START MATERIAL TO PROCESS

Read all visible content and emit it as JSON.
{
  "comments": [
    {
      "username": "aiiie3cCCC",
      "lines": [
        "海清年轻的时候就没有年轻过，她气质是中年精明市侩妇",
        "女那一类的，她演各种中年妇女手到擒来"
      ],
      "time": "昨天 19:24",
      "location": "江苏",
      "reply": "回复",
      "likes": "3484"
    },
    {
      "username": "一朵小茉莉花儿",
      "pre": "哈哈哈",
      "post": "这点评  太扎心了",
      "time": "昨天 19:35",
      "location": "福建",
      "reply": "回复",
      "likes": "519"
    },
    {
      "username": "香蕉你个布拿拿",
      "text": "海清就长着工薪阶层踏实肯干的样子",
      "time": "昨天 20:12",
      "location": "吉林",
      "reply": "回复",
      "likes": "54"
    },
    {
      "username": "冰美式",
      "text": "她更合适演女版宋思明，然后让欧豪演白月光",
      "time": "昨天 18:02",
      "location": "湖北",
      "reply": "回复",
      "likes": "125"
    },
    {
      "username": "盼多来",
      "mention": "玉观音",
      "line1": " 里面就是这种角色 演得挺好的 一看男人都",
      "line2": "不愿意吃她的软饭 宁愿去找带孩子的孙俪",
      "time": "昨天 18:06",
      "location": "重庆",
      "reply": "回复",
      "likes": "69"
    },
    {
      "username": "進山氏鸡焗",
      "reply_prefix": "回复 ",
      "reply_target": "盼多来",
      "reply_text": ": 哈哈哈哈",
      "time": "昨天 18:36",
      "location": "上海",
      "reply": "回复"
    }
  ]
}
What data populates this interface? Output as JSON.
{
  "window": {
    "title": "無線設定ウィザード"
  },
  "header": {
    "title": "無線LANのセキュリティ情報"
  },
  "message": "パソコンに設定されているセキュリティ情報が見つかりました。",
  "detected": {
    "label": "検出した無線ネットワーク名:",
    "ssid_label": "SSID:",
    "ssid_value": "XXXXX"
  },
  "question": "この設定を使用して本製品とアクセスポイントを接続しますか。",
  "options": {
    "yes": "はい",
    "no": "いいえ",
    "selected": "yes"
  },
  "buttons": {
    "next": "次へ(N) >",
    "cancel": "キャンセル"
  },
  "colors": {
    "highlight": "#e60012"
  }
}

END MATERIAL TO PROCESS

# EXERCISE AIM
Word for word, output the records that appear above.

# EXERCISE RESPONSE
Read all visible content and emit it as JSON.
{
  "comments": [
    {
      "username": "aiiie3cCCC",
      "lines": [
        "海清年轻的时候就没有年轻过，她气质是中年精明市侩妇",
        "女那一类的，她演各种中年妇女手到擒来"
      ],
      "time": "昨天 19:24",
      "location": "江苏",
      "reply": "回复",
      "likes": "3484"
    },
    {
      "username": "一朵小茉莉花儿",
      "pre": "哈哈哈",
      "post": "这点评  太扎心了",
      "time": "昨天 19:35",
      "location": "福建",
      "reply": "回复",
      "likes": "519"
    },
    {
      "username": "香蕉你个布拿拿",
      "text": "海清就长着工薪阶层踏实肯干的样子",
      "time": "昨天 20:12",
      "location": "吉林",
      "reply": "回复",
      "likes": "54"
    },
    {
      "username": "冰美式",
      "text": "她更合适演女版宋思明，然后让欧豪演白月光",
      "time": "昨天 18:02",
      "location": "湖北",
      "reply": "回复",
      "likes": "125"
    },
    {
      "username": "盼多来",
      "mention": "玉观音",
      "line1": " 里面就是这种角色 演得挺好的 一看男人都",
      "line2": "不愿意吃她的软饭 宁愿去找带孩子的孙俪",
      "time": "昨天 18:06",
      "location": "重庆",
      "reply": "回复",
      "likes": "69"
    },
    {
      "username": "進山氏鸡焗",
      "reply_prefix": "回复 ",
      "reply_target": "盼多来",
      "reply_text": ": 哈哈哈哈",
      "time": "昨天 18:36",
      "location": "上海",
      "reply": "回复"
    }
  ]
}
What data populates this interface? Output as JSON.
{
  "window": {
    "title": "無線設定ウィザード"
  },
  "header": {
    "title": "無線LANのセキュリティ情報"
  },
  "message": "パソコンに設定されているセキュリティ情報が見つかりました。",
  "detected": {
    "label": "検出した無線ネットワーク名:",
    "ssid_label": "SSID:",
    "ssid_value": "XXXXX"
  },
  "question": "この設定を使用して本製品とアクセスポイントを接続しますか。",
  "options": {
    "yes": "はい",
    "no": "いいえ",
    "selected": "yes"
  },
  "buttons": {
    "next": "次へ(N) >",
    "cancel": "キャンセル"
  },
  "colors": {
    "highlight": "#e60012"
  }
}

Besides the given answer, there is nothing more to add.